The Pittsburgh Pirates have laid the foundation for a Shark Tank 2.0. There are a lot of youngsters who are projected to be in the Bucs’ bullpen; however, some could boost their pen from being a good bullpen to an elite group like what we saw in the early-mid-2010s. These three youngsters could lead the youth movement in the pen in 2024 and give it the extra oomph behind David Bednar.
I’ve written plenty of articles about Kyle Nicolas, but there’s just so much to like about his late-season debut. Nicolas was originally a second-round pick by the Miami Marlins in 2020 but was included in the Jacob Stallings deal. Now that the Fish non-tendered Stallings, the Pirates let go of Zach Thompson last off-season, and Connor Scott has not developed as hoped, Nicolas remains the last player from either side of the deal with any potential. However, there is a lot of potential.

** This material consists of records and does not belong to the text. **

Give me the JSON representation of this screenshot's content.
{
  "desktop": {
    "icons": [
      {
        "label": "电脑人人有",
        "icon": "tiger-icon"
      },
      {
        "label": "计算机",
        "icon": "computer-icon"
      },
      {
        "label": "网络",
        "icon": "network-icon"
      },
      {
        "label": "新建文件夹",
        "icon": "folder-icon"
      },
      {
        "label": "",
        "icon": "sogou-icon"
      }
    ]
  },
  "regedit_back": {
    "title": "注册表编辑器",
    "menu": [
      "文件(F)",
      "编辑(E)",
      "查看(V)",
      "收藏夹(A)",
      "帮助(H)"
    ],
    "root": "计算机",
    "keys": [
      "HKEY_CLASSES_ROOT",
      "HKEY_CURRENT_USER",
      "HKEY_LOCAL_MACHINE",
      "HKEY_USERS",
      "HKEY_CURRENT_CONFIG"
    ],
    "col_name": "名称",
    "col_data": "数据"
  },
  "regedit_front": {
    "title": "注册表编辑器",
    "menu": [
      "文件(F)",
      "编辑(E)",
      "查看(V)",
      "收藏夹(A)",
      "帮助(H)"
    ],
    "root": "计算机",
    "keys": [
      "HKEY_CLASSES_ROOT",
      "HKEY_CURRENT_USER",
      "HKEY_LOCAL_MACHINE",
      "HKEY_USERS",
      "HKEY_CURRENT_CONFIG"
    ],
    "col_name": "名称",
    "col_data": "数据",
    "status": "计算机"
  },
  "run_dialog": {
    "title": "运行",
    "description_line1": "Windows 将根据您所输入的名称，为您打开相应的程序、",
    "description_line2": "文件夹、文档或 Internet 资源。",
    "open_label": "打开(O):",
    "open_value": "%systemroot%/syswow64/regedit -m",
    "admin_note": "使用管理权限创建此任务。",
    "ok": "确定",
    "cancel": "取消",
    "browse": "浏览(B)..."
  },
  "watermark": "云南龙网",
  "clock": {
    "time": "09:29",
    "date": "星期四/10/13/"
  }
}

Nicolas’ first few games were mixed. The right-hander stumbled out of the gate, allowing six earned runs and making just one out. But after that, Nicolas settled down and pitched five more innings, allowing only one earned run and striking out seven batters with two free passes allowed.
Of course, that is a small sample size, though Nicolas did look much better at Triple-A once he got acclimated with his new role as a relief pitcher. In his final 15 frames, Nicolas had a 1.20 ERA, struck out 41.3% of batters faced, and allowed just one home run for an HR/9 rate of 0.6. He did have a 10.3% walk rate, which was above the league average in the International League, and overall, he still had a 4.0 K:BB ratio.

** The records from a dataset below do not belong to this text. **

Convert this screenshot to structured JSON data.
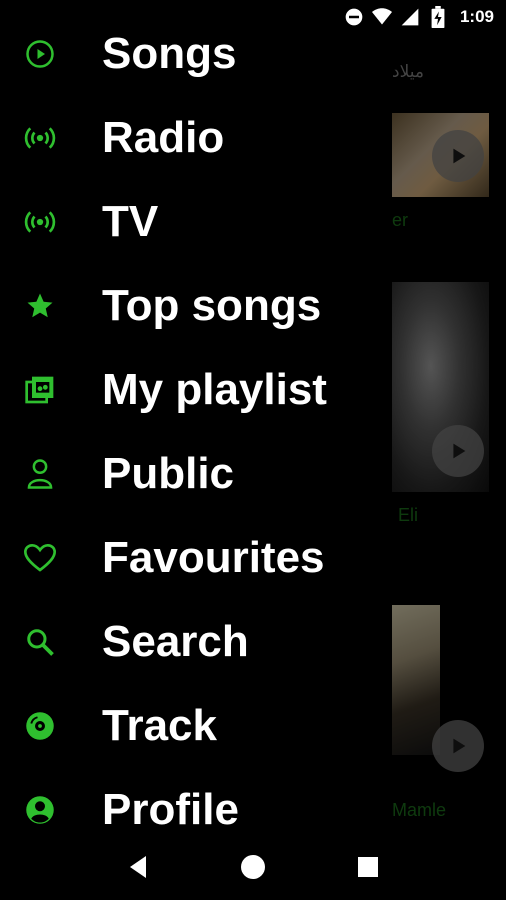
{
  "status_bar": {
    "time": "1:09",
    "icons": [
      "do-not-disturb-icon",
      "wifi-icon",
      "cellular-signal-icon",
      "battery-charging-icon"
    ]
  },
  "background": {
    "header_text": "میلاد",
    "captions": [
      "er",
      "Eli",
      "Mamle"
    ]
  },
  "drawer": {
    "items": [
      {
        "label": "Songs",
        "icon": "play-circle-icon"
      },
      {
        "label": "Radio",
        "icon": "radio-broadcast-icon"
      },
      {
        "label": "TV",
        "icon": "tv-broadcast-icon"
      },
      {
        "label": "Top songs",
        "icon": "star-icon"
      },
      {
        "label": "My playlist",
        "icon": "playlist-library-icon"
      },
      {
        "label": "Public",
        "icon": "person-outline-icon"
      },
      {
        "label": "Favourites",
        "icon": "heart-outline-icon"
      },
      {
        "label": "Search",
        "icon": "search-icon"
      },
      {
        "label": "Track",
        "icon": "disc-icon"
      },
      {
        "label": "Profile",
        "icon": "account-circle-icon"
      }
    ]
  },
  "nav_bar": {
    "icons": [
      "back-icon",
      "home-icon",
      "recents-icon"
    ]
  },
  "colors": {
    "accent": "#2fbf2f",
    "background": "#000000",
    "text": "#ffffff"
  }
}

Then you take a look at Nicolas’s stuff, and you see why I like talking about him. His fastball sat 96.8 MPH with 2409 RPM. Not only did he have high-end spin, but he used nearly all of it to his advantage with a 97.3% active spin rate. Nicolas’ fastball was most comparable to Gerrit Cole's, and that’s not an over-exaggeration. Cole sat 96.7 MPH with 2412 RPM and a 94% active spin rate. Nicolas’s fastball is arguably even nastier than Cole’s as the former’s four-seamer has better ride and more horizontal movement.

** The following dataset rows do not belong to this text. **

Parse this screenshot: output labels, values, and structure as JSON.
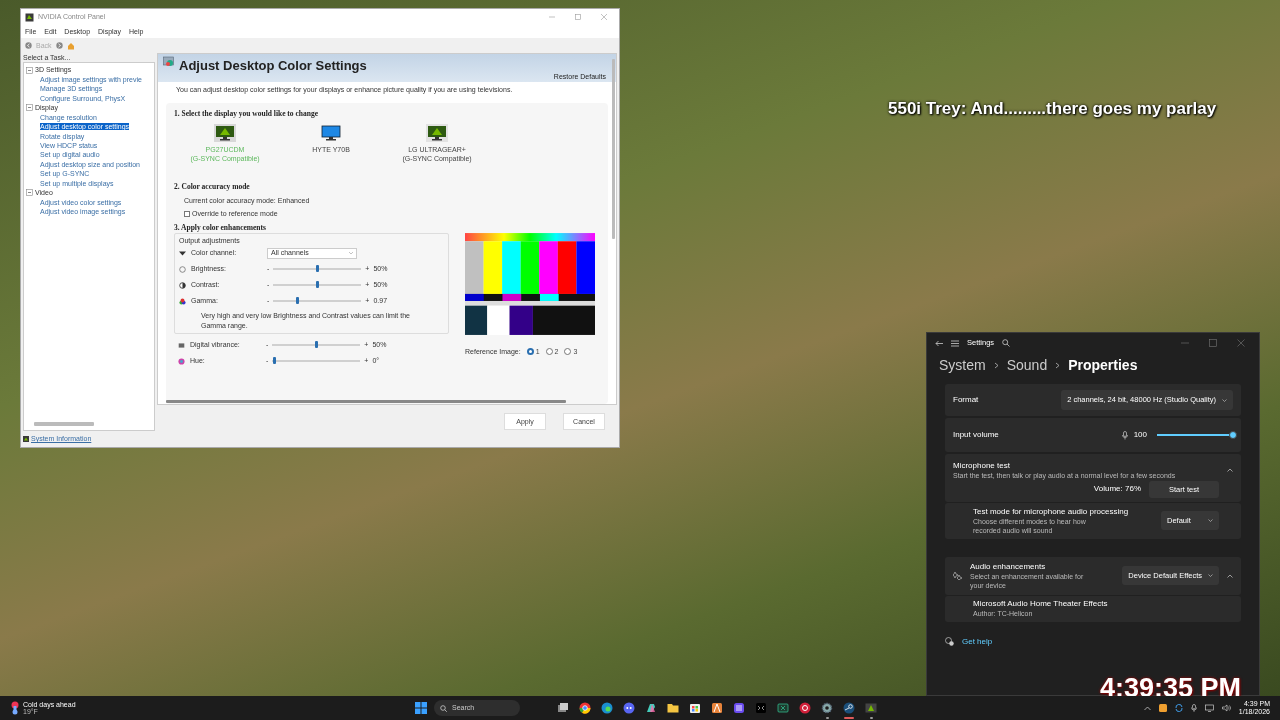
{
  "overlay": {
    "chat": "550i Trey: And.........there goes my parlay",
    "clock": "4:39:35 PM"
  },
  "nvidia_window": {
    "title": "NVIDIA Control Panel",
    "menu": [
      "File",
      "Edit",
      "Desktop",
      "Display",
      "Help"
    ],
    "toolbar": {
      "back_label": "Back",
      "back_disabled": true
    },
    "task_label": "Select a Task...",
    "tree": [
      {
        "label": "3D Settings",
        "expanded": true,
        "children": [
          {
            "label": "Adjust image settings with previe",
            "selected": false
          },
          {
            "label": "Manage 3D settings",
            "selected": false
          },
          {
            "label": "Configure Surround, PhysX",
            "selected": false
          }
        ]
      },
      {
        "label": "Display",
        "expanded": true,
        "children": [
          {
            "label": "Change resolution",
            "selected": false
          },
          {
            "label": "Adjust desktop color settings",
            "selected": true
          },
          {
            "label": "Rotate display",
            "selected": false
          },
          {
            "label": "View HDCP status",
            "selected": false
          },
          {
            "label": "Set up digital audio",
            "selected": false
          },
          {
            "label": "Adjust desktop size and position",
            "selected": false
          },
          {
            "label": "Set up G-SYNC",
            "selected": false
          },
          {
            "label": "Set up multiple displays",
            "selected": false
          }
        ]
      },
      {
        "label": "Video",
        "expanded": true,
        "children": [
          {
            "label": "Adjust video color settings",
            "selected": false
          },
          {
            "label": "Adjust video image settings",
            "selected": false
          }
        ]
      }
    ],
    "system_info": "System Information",
    "page": {
      "title": "Adjust Desktop Color Settings",
      "restore": "Restore Defaults",
      "description": "You can adjust desktop color settings for your displays or enhance picture quality if you are using televisions.",
      "section1": "1. Select the display you would like to change",
      "displays": [
        {
          "kind": "gsync",
          "name": "PG27UCDM",
          "subtitle": "(G-SYNC Compatible)",
          "selected": true
        },
        {
          "kind": "standard",
          "name": "HYTE Y70B",
          "selected": false
        },
        {
          "kind": "gsync",
          "name": "LG ULTRAGEAR+",
          "subtitle": "(G-SYNC Compatible)",
          "selected": false
        }
      ],
      "section2": "2. Color accuracy mode",
      "mode_text": "Current color accuracy mode: Enhanced",
      "override": {
        "label": "Override to reference mode",
        "checked": false
      },
      "section3": "3. Apply color enhancements",
      "group_label": "Output adjustments",
      "channel": {
        "label": "Color channel:",
        "value": "All channels"
      },
      "sliders": [
        {
          "label": "Brightness:",
          "min": "-",
          "max": "+",
          "level": 0.5,
          "reading": "50%"
        },
        {
          "label": "Contrast:",
          "min": "-",
          "max": "+",
          "level": 0.5,
          "reading": "50%"
        },
        {
          "label": "Gamma:",
          "min": "-",
          "max": "+",
          "level": 0.28,
          "reading": "0.97"
        }
      ],
      "note": "Very high and very low Brightness and Contrast values can limit the Gamma range.",
      "sliders2": [
        {
          "label": "Digital vibrance:",
          "min": "-",
          "max": "+",
          "level": 0.5,
          "reading": "50%"
        },
        {
          "label": "Hue:",
          "min": "-",
          "max": "+",
          "level": 0.03,
          "reading": "0°"
        }
      ],
      "reference_label": "Reference Image:",
      "reference_options": [
        {
          "label": "1",
          "selected": true
        },
        {
          "label": "2",
          "selected": false
        },
        {
          "label": "3",
          "selected": false
        }
      ]
    },
    "buttons": [
      "Apply",
      "Cancel"
    ]
  },
  "settings_window": {
    "title": "Settings",
    "breadcrumb": [
      "System",
      "Sound",
      "Properties"
    ],
    "format": {
      "label": "Format",
      "value": "2 channels, 24 bit, 48000 Hz (Studio Quality)"
    },
    "input_volume": {
      "label": "Input volume",
      "reading": "100",
      "level": 1.0
    },
    "mic_test": {
      "title": "Microphone test",
      "description": "Start the test, then talk or play audio at a normal level for a few seconds",
      "expanded": true,
      "volume": "Volume: 76%",
      "button": "Start test"
    },
    "test_mode": {
      "title": "Test mode for microphone audio processing",
      "description": "Choose different modes to hear how recorded audio will sound",
      "value": "Default"
    },
    "enhancements": {
      "title": "Audio enhancements",
      "description": "Select an enhancement available for your device",
      "value": "Device Default Effects",
      "expanded": true
    },
    "effect": {
      "title": "Microsoft Audio Home Theater Effects",
      "author": "Author: TC-Helicon"
    },
    "get_help": "Get help"
  },
  "taskbar": {
    "weather": {
      "title": "Cold days ahead",
      "temp": "19°F"
    },
    "search": {
      "placeholder": "Search"
    },
    "apps": [
      {
        "kind": "taskview",
        "selected": false,
        "running": false
      },
      {
        "kind": "chrome",
        "selected": false,
        "running": false
      },
      {
        "kind": "edge",
        "selected": false,
        "running": false
      },
      {
        "kind": "discord",
        "selected": false,
        "running": false
      },
      {
        "kind": "copilot",
        "selected": false,
        "running": false
      },
      {
        "kind": "folder",
        "selected": false,
        "running": false
      },
      {
        "kind": "store",
        "selected": false,
        "running": false
      },
      {
        "kind": "orange",
        "selected": false,
        "running": false
      },
      {
        "kind": "grid",
        "selected": false,
        "running": false
      },
      {
        "kind": "terminal",
        "selected": false,
        "running": false
      },
      {
        "kind": "sheet",
        "selected": false,
        "running": false
      },
      {
        "kind": "red",
        "selected": false,
        "running": false
      },
      {
        "kind": "gear",
        "selected": false,
        "running": true
      },
      {
        "kind": "steam",
        "selected": true,
        "running": true
      },
      {
        "kind": "nvidia",
        "selected": false,
        "running": true
      }
    ],
    "time": "4:39 PM",
    "date": "1/18/2026"
  }
}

His primary breaking pitch is a slider, which averaged out at 89.5 MPH with nearly 2500 RPM of spin and football spiral spin. It’s a nasty pitch that pairs well with his fastball. He only threw his curveball a total of eight times, and while it was by far his least-used offering, batters swung and missed at it every time with a 100% whiff rate on eight curves.